What is envy? People often confuse it with jealousy, the desire to preserve what one has or to acquire for oneself a good of the kind that another has. Jealousy in that sense is not wrong. If Bob is worried about losing his job or his wife to Fred (where Fred is trying to take these things from him), there is no sin in that. Far from it. Or, if Fred has a wife and a job and Bob, having neither, wishes he had a wife and a job too, there is no sin in that either, and in particular no envy. Envy would be present only if Bob wants Fred not to have these things either, because Fred’s having them is perceived as an affront to Bob’s self-respect.

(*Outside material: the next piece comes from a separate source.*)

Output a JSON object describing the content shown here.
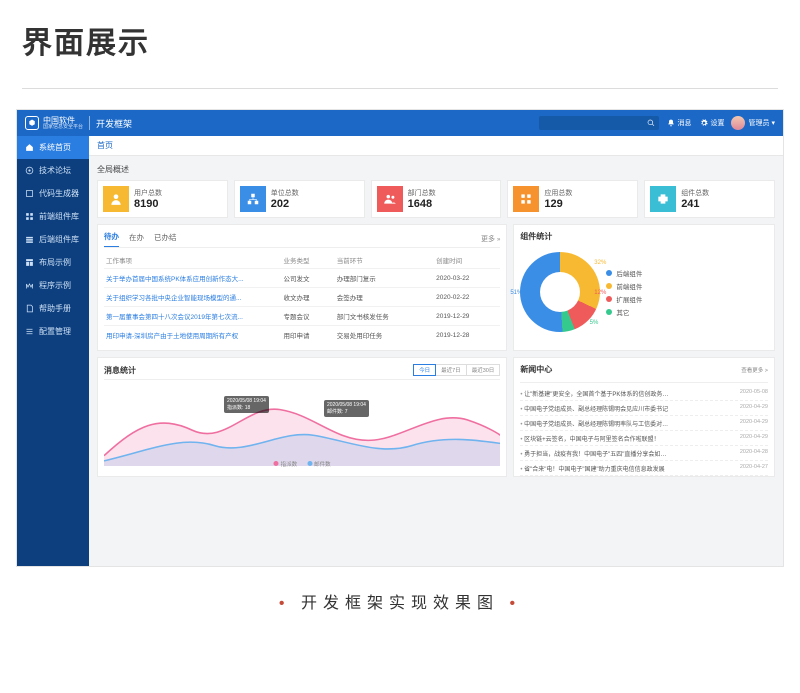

As Aquinas says, with envy, “another's good [is] reckoned as being one's own evil, in so far as it conduces to the lessening of one's own good name or excellence” (Summa Theologiae The envious person ties his own self-respect to taking away from others the good that the envious person himself does not have. Hence, unlike legitimate anger at injustice, which abates when the unjust person shows contrition, envy is not satisfied with anything but the destruction of the person who is its object. “The envious have no pity” ( ).).
Envy is a capital sin (Summa Theologiae That is to say, it tends to have as a natural byproduct various other specific sins. First, envy seeks to defame another, to lower his reputation in other people’s eyes. Second, envy takes joy in the harm thereby suffered by the person who is its object (or takes sorrow in whatever good the person in question still possesses). Third, and again, there is hatred of the person himself (and not just hatred of what he does or of the fact that he unjustly has a certain good).).
Here is how we know, then, whether we are dealing with righteous anger or envy: Righteous anger is directed primarily at actions, envy is directed primarily at people. Righteous anger can be abated, envy is pitiless. Righteous anger seeks to restore the right order of things, envy seeks to tear down, especially by defamation. Righteous anger evinces love of one’s brother, parents, fellow citizens, country, or God, whereas envy evinces hatred of one or more of these. Righteous anger can be motivated by charity and piety, but envy is contrary to these virtues.
It is righteous anger we see expressed in grand documents like Frederick Douglass’s “What to a Slave is the Fourth of July?,” which attacks the injustice of slavery, and Martin Luther King, Jr.’s “Letter from Birmingham Jail,” which attacks the injustice of segregation. Douglass and King are very hard on the people they are criticizing, and rightly so. But they evince no hatred at all for the people themselves, nor for their country. Rather, they call on their countrymen consistently to apply ideals they all share, namely those of the Declaration and Constitution. They seek, not to harm anyone, but rather to secure justice for those who are being harmed. They deliver stern and well-deserved moral criticism, but criticism that is magnanimous, appeals to reason, and is aimed at restoring fellowship with the people they are criticizing.
Some of what is going on around us today is also motivated by righteous anger at injustice. But some of it is clearly motivated by envy and its daughters, like tares among the wheat. The “cancel culture” that aims to destroy reputations and render people unemployable, the destruction of the property and businesses of people who had nothing to do with the injustice protested against, the push to remove police protection from everyone, the insistence on defaming one’s country and one’s fellow citizens as rotten to the core, the cruel refusal of any forgiveness, the relentless resort to intimidation rather than rational argumentation – all of that evinces hatred for persons of the kind that is typical of envy. It involves grave sins against charity and piety. It merely adds injustice to injustice.